Insider subscribers might have seen that Mel Kiper's latest mock draft is updated with his explanations for each pick.
The measurables are all there -- 32 picks, 2,000-plus words, handy links to player bios -- and I'd like to offer some thoughts on his NFC West choices.
And since Kevin Seifert did something similar on the NFC North blog, I'll follow his format (note that a coin toss will determine whether the 49ers pick 16th or 17th):
Mel's pick: Ndamukong Suh, DT, Nebraska
My thoughts: The Rams worked last offseason to rebuild their offensive line, with encouraging results.
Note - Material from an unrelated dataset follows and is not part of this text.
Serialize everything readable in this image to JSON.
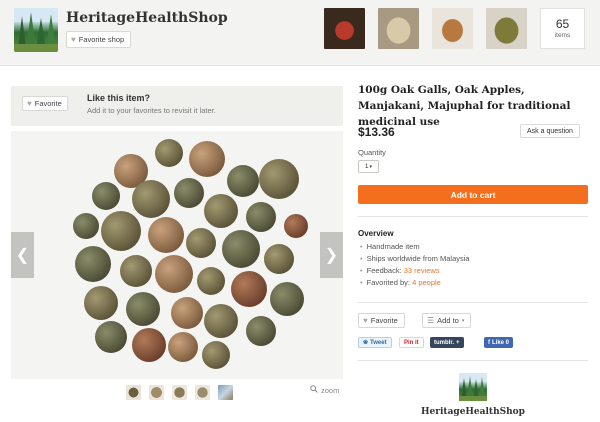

They need to rebuild the defensive line next and Suh would help them on that front. Chris Long improved quite a bit last season. The team needs to replace aging defensive ends Leonard Little and James Hall, who might not be back. Adam Carriker's injury issues prove the Rams cannot count on him. Suh makes sense, in other words, even though the Rams should take a franchise quarterback if they see one in this draft.
Mel's pick: Sam Bradford, QB, Oklahoma
My thoughts: If Bradford is good enough to go sixth overall, the Rams should take him at No. 1. A good quarterback beats a very good defensive tackle. The Seahawks are in better position to take a chance on a quarterback early because they have another pick in the first half of the round. The second pick provides some insurance. Matt Hasselbeck's recent injury history should force the Seahawks to address this issue in the near term. Bradford could spend a season or at least part of a season on the bench, depending upon his health, Hasselbeck's health and Hasselbeck's production.
Mel's pick: C.J. Spiller, RB, Clemson
My thoughts: The 49ers do need a return specialist. They could use a change-of-pace running back, too. Spiller would fill those needs and let's face it, mock drafts are mostly about matching teams needs with the prospects available. But as the 49ers found out when Michael Crabtree fell to them unexpectedly, surprises happen. It's important for the 49ers to keep things in perspective here. It's way too early to write off Glen Coffee as Frank Gore's backup. A running back drafted in the first round needs to play, in most cases, and this selection would invite more questions about Gore's role in an offense that ignored him for stretches once Alex Smith became quarterback. It's possible to find return specialists later in the draft. Spiller should be the pick only if the value is there, not just to fill a couple needs.
14. Seattle Seahawks
Mel's pick: Everson Griffen, DE, USC
My thoughts: The Seahawks will take criticism if they fail to draft an offensive lineman among the first two choices. They'll probably take criticism if coach Pete Carroll seems to be filling the Lawrence Jackson Scholarship with this selection. If the top tackles are gone, however, the Seahawks do need to consider other options. And Carroll's combination of NFL and college experience should give him a good feel for whether Griffen or anyone else from USC is ready for the next level. It was telling, I thought, when Carroll suggested several recent NFL choices from USC might have been overvalued. It's not like Carroll drafted Jackson, after all.
16. San Francisco 49ers
Mel's pick: Trent Williams, OT, Oklahoma
My thoughts: The 49ers would win the draft-day report cards if they emerged with Spiller and Williams, filling two obvious need areas. This might be a little earlier than the 49ers would like to find their next right tackle. They drafted left tackle Joe Staley at No. 28 in 2007. But based on how Staley has performed, the 49ers could have justified drafting him earlier. If Williams is the real deal as a right tackle, he would give the 49ers bookend tackles for years to come.
Mel's pick: Dan Williams, DT, Tennessee
My thoughts: This pick would make a great deal of sense. Veteran Bryan Robinson has exceeded expectations as the Cardinals' nose tackle, but he'll be 36 in June. The Cardinals have committed more fully to a Steelers-style defense, and that makes nose tackles more valuable. No complaints with this pick.